2.What is a usual writing day like for you, how is it structured? I usually get up around 5 a.m. and work until I wake the kids at 7:15. After that, if I’m on deadline, my day is pretty piece-meal, and definitely involves a fair amount of coffee. I can generate ideas and take notes at night, but that’s not my preferred time.
3.Do you get writers block? If so, how do you overcome it? I don’t. I’m very lucky that I’ve got countless ideas in my hopper.
4.Are you a plotter or panster when it comes to writing a story? I had to look up panster, and I guess I’m guilty of that sometimes. That’s the way scene work seems to go. But overall, I’m a plotter. I made so many mistakes with my first, “Watching the World Fall” that it feels like not plotting a novel out is just a colossal waste of time. More-talented writers can fly by the seat of their pants, go the organic route.
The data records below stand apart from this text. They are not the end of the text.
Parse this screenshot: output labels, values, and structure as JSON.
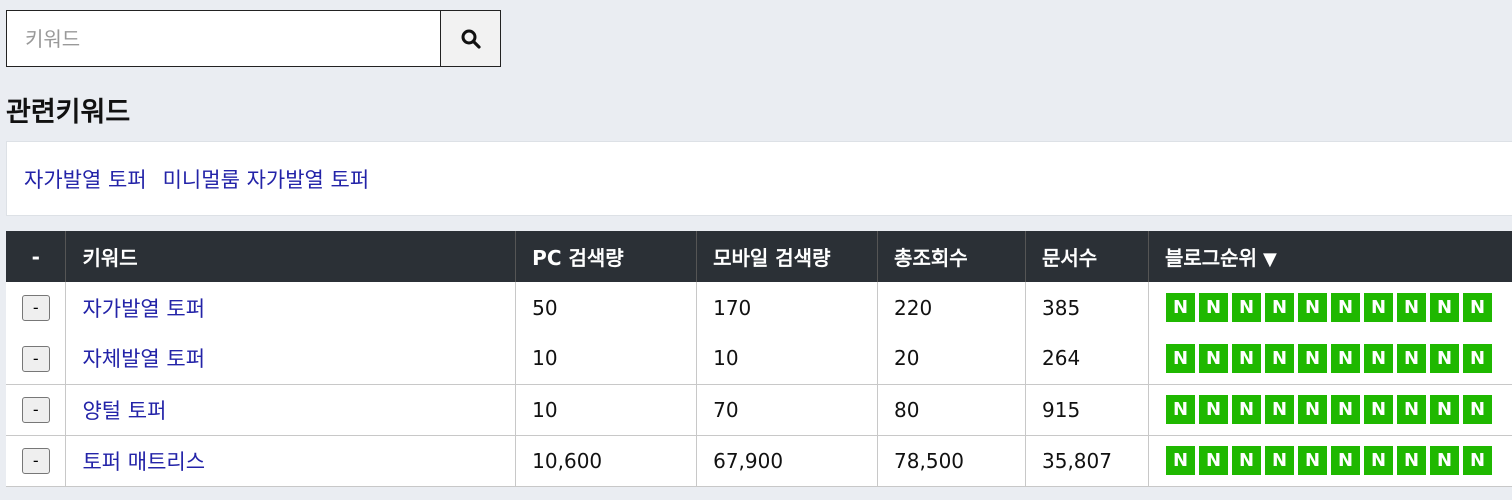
{
  "search": {
    "placeholder": "키워드"
  },
  "related": {
    "title": "관련키워드",
    "items": [
      "자가발열 토퍼",
      "미니멀룸 자가발열 토퍼"
    ]
  },
  "table": {
    "headers": [
      "-",
      "키워드",
      "PC 검색량",
      "모바일 검색량",
      "총조회수",
      "문서수",
      "블로그순위"
    ],
    "sort_indicator": "▼",
    "rows": [
      {
        "btn": "-",
        "keyword": "자가발열 토퍼",
        "pc": "50",
        "mobile": "170",
        "total": "220",
        "docs": "385"
      },
      {
        "btn": "-",
        "keyword": "자체발열 토퍼",
        "pc": "10",
        "mobile": "10",
        "total": "20",
        "docs": "264"
      },
      {
        "btn": "-",
        "keyword": "양털 토퍼",
        "pc": "10",
        "mobile": "70",
        "total": "80",
        "docs": "915"
      },
      {
        "btn": "-",
        "keyword": "토퍼 매트리스",
        "pc": "10,600",
        "mobile": "67,900",
        "total": "78,500",
        "docs": "35,807"
      }
    ],
    "rank_badge": "N",
    "rank_badge_count": 10
  },
  "colors": {
    "header_bg": "#2b3036",
    "badge_green": "#1fb800",
    "link": "#2323a8"
  },
  "icons": {
    "search_button": "search-icon"
  }
}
5. Are you traditionally or self-published? Self-published (before Booktrope). In school, it was something we were almost taught to belittle. The reality, or the new reality, is that it’s so incredibly hard to find an agent and be that one-in-a-hundred author whose work gets championed on up the ladder, it’s almost ridiculous. Fair to say, since I don’t live in New York, the coffee customer in line before me isn’t a literary agent with an opening in her books. Self-publishing with Amazon’s service has been a boon for countless people like me, and I’m grateful.
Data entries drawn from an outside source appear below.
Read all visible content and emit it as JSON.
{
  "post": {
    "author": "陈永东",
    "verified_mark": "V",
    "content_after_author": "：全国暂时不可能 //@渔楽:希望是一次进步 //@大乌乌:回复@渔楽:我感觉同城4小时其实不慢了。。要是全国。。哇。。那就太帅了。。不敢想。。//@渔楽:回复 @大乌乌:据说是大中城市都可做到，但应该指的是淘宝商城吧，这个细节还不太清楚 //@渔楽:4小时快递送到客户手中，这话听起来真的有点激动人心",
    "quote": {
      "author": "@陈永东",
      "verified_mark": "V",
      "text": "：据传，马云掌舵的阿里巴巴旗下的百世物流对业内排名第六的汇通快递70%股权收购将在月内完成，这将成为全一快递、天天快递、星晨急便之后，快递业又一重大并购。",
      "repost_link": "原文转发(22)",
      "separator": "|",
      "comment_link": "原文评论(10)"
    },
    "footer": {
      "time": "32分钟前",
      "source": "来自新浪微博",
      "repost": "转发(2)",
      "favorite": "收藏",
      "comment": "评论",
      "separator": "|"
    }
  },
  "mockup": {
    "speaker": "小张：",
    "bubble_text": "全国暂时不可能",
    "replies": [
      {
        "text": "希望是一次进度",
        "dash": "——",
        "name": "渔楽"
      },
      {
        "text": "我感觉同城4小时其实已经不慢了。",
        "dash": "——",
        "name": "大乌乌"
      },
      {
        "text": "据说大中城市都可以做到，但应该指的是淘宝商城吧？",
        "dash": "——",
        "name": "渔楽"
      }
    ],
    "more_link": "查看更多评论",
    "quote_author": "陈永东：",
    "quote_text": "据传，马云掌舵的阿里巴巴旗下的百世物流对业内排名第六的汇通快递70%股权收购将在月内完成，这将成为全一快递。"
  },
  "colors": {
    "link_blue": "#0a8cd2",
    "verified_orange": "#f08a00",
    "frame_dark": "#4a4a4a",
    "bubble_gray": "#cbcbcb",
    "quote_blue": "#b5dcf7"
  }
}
6. What was the publishing process like for you? Any advice to aspiring authors?
Keep at it and don’t give up hope. Professor Judith Katz taught me that most of what you need is to believe in your work. We write the stories we believe are worth writing.
7. What has been your highlight since becoming a published author? So far, dreams of the potential.
8. Can you share a little of your most recent book with us, including genre and targeted audience? “The Churning” is definitely a guy’s story—a Persian-American soccer star thinks he’s got it all (a la Premier League-life) until some jerks kidnap him. It’s nasty and gritty and full of the awful motivations that push many humans to act inhumane. I guess the genre would be literary or psych-thriller. And though it’s a book about soccer-crazed men, I like to think anyone who can tolerate lots of foul language and violence would find it a page-turner.
9. What tip would you give to new authors when trying to build a fan-base / get followers and market their books? (What to do and what not to do.) Since I don’t have much experience at this, I would only relate that I know word-of-mouth is huge. You’ve got to churn out a good product and then sell it shamelessly. Make sure your story’s aiming high. “The Martian” didn’t succeed only because people talked about it. That book, written with wit and authority, was damned hard to put down.
10. How long on average does it take you to write a book? I stumble-tripped my way through ten years of mistakes on WTWF. “The Churning” was thankfully faster, 2500 hours on the first go-around. The next, “Tempest Road,” has been much faster. Same with “Endgame,” because I spent so much time taking notes. I’m a kind of ideas hoarder—jot it down, record it somehow, and don’t get rid of it. From the mess, try to make art.
11. Tell us about the book cover/s, how the designing came about, whether you had much input etc. I’m happy with the cover. I had a lot of input, but I think I would’ve been as happy if someone else dictated things and we went with that. I don’t feel like a visual guy. Book covers are not like songs, where I hear it and know immediately if I like it.
12.Apart from writing, what do you do in your spare time? Aside from playing soccer (poorly but immensely enjoyable) I try to be a good, involved father, and work on Websites, and put on my inventor/entrepreneur hat now and again. Some of the products I think about, I look around and wonder how or why someone isn’t making them yet. Of course, with everything I do, I’m reminded that we all get once chance around on the big wheel. Have to make it count.